It’s because that’s the ultimate exposure if in fact the worst thing would happen — were to happen. And that’s important to appreciate.

REP. BARNEY FRANK: That’s the silliest thing people will hear today, even if they watch the Cartoon Network. That would be if every mortgage totally failed, and you recovered nothing from it.

By the way, I probably shouldn’t have been here, because Mr. Price could have debated himself, because when he says have the government stay out of the market, that contradicts his bragging about FHA Secure and the HOPE NOW, which were also government interventions in the market.

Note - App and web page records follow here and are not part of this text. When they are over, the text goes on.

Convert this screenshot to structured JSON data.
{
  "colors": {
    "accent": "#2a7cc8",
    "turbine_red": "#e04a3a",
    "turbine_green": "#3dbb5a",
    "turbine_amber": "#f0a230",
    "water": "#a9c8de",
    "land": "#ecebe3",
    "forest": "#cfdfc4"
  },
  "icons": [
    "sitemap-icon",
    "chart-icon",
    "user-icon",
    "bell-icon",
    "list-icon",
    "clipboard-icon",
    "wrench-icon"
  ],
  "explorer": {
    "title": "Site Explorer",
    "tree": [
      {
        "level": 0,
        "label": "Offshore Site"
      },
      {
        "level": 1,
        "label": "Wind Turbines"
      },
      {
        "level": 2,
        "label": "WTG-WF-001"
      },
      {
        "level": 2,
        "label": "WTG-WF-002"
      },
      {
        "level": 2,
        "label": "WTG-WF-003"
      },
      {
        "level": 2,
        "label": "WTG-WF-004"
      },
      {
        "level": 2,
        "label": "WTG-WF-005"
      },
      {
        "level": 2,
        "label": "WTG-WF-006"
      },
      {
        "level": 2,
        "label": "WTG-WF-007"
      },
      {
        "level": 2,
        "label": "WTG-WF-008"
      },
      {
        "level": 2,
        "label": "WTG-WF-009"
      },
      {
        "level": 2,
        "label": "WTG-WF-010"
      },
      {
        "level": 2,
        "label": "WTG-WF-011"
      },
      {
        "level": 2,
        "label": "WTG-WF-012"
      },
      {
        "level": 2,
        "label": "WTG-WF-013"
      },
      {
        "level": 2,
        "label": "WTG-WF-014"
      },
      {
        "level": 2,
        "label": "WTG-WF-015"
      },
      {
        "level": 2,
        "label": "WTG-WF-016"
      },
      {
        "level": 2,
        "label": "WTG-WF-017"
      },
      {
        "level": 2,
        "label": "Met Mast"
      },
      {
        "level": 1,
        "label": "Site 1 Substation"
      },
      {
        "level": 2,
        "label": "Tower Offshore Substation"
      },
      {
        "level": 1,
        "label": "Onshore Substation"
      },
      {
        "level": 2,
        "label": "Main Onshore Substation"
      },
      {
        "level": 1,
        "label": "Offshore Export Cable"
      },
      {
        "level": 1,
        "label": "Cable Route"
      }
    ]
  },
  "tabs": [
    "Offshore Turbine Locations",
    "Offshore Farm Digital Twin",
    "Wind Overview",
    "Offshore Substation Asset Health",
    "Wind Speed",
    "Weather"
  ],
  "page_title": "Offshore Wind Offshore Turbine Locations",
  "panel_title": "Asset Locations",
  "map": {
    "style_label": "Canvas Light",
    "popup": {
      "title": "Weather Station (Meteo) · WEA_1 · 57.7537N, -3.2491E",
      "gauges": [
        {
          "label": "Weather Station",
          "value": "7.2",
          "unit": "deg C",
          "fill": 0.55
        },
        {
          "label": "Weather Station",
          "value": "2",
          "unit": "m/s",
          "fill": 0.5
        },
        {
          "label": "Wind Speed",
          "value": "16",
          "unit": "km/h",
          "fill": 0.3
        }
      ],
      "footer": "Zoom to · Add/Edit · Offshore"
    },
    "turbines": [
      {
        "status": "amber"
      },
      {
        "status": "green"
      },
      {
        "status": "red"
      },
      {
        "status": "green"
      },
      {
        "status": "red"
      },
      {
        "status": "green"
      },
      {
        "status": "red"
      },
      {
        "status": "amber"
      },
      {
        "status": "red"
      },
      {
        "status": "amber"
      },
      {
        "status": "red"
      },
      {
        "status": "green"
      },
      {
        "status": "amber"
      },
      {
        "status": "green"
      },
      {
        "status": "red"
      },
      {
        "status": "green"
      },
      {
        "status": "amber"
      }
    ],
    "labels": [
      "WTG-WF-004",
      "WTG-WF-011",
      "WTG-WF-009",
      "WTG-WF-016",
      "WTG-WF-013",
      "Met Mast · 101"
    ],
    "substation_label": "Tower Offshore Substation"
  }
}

MARGARET WARNER: Congressman…

REP. BARNEY FRANK: So, there’s just a total contradiction here about what you do or don’t do.

DIFFERENCE BETWEEN THE BEAR STEARNS BAILOUT AND BARNEY FRANK’S HOUSING BILL

REP. TOM PRICE: Well, it’s apples and oranges. Bear Stearns wasn’t on the floor today. In fact, the Bear Sterns assistance never came for congressional action, because it happened through the Federal Reserve. They made that decision, not Congress. We didn’t get a chance to vote on that.

And I would also make the point that this, in fact, is another bailout, if you will, for lenders. It’s a bailout for Wall Street. It’s not a bailout for borrowers, because lenders are the ones that determine whether or not this step occurs, whether they ask the FHA to move into this program. This is a bailout for lenders. It’s a potential $300 billion liability transferred from borrowers and lenders to the taxpayer. And that’s not what the American people think are fair, especially the 110 million who have paid their mortgage, have paid off their home, or are renting [. . .]

REP. BARNEY FRANK: You didn’t get an answer on how the Bush administration, which strongly supported Bear Sterns through the Treasury Department and its appointees, how it’s OK to do $29 billion for Bear Sterns, but not $2.4 billion for homeowners.

REP. TOM PRICE: Well, with all due respect, Mr. Chairman, it wasn’t a congressional action.

REP. BARNEY FRANK: No, but it was the Bush administration. I understand that. I wouldn’t say it was a congressional action, if you were listening. I said the Bush administration. The Bush administration, I was asked, has threatened to veto the bill.

They say you can’t do $2.4 billion for homeowners, but you can do $29 billion for the people who did business with Bear Sterns.

REP. TOM PRICE: Margaret, the important thing to take home is that there have been two million individuals, nearly two million households that have been helped by programs that are already in place that don’t increase taxpayer liability. That is the important take-home message.

REP. BARNEY FRANK: But that interfere with the market, Tom. I thought you weren’t for those.

Oh, the FHA Secure does involve taxpayers. You’re simply wrong about that. FHA Secure is the FHA guarantee, which is where the taxpayers become liable.

MARGARET WARNER: OK, Gentlemen, we have to leave it there.